§ **WHAT THE TASK ASKS**:
The answer must be every line from the entries below that contains "网络讲堂".

Extracted data entries:
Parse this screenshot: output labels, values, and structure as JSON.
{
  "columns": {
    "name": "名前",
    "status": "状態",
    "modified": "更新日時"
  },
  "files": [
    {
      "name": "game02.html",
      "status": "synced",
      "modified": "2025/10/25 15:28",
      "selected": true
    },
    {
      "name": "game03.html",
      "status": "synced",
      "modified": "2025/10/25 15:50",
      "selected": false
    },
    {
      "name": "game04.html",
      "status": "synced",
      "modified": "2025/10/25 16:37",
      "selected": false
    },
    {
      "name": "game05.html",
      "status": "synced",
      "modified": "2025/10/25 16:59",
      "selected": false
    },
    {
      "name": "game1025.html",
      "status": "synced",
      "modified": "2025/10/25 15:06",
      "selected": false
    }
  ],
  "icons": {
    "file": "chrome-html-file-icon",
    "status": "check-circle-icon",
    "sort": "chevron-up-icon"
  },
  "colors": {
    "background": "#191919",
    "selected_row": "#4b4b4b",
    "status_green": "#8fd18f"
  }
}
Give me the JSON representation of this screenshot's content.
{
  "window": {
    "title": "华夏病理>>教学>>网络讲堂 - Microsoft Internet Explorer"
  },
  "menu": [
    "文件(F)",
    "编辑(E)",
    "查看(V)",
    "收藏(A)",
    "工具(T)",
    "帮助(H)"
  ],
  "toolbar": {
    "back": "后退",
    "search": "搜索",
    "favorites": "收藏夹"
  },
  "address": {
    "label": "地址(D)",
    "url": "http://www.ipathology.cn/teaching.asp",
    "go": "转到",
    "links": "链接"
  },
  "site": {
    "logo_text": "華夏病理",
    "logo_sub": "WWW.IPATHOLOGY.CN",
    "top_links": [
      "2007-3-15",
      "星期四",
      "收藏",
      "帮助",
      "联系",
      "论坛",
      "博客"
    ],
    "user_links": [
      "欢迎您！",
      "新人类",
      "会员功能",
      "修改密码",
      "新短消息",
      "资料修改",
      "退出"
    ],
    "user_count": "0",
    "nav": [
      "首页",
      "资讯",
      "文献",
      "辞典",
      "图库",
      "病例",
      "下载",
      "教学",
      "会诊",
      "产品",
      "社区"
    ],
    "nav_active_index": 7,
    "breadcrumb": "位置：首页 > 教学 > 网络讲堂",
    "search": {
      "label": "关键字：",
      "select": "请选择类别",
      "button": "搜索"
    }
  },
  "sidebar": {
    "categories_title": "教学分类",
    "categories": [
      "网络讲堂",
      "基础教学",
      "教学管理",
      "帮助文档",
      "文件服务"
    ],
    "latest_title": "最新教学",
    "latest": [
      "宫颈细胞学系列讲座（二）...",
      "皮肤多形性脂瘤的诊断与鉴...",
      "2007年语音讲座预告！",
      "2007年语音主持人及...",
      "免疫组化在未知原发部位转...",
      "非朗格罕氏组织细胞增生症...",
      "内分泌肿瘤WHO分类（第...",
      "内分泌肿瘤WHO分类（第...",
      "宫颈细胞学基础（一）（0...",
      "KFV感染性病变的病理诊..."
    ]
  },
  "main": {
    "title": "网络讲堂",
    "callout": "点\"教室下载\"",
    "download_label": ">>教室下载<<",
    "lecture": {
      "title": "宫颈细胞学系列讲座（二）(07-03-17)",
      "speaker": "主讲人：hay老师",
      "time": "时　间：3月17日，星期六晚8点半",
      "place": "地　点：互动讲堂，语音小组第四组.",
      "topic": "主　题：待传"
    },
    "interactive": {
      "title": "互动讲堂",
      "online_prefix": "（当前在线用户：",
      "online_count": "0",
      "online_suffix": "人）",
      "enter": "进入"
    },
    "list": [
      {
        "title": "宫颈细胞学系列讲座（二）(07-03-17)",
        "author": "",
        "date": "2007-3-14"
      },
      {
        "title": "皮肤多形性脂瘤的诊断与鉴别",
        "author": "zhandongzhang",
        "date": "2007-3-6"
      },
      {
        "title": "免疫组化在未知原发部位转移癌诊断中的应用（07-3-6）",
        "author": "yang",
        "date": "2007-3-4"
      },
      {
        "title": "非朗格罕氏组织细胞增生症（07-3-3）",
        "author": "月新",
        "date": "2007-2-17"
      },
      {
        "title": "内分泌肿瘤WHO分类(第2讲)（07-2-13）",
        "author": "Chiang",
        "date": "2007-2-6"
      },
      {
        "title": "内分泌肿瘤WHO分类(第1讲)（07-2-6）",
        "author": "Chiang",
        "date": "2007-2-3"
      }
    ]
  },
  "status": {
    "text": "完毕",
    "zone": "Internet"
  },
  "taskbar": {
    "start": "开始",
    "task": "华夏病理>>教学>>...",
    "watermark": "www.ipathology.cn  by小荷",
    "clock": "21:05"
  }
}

§ **WRITTEN ANSWER**:
    "title": "华夏病理>>教学>>网络讲堂 - Microsoft Internet Explorer"
    "breadcrumb": "位置：首页 > 教学 > 网络讲堂",
      "网络讲堂",
    "title": "网络讲堂",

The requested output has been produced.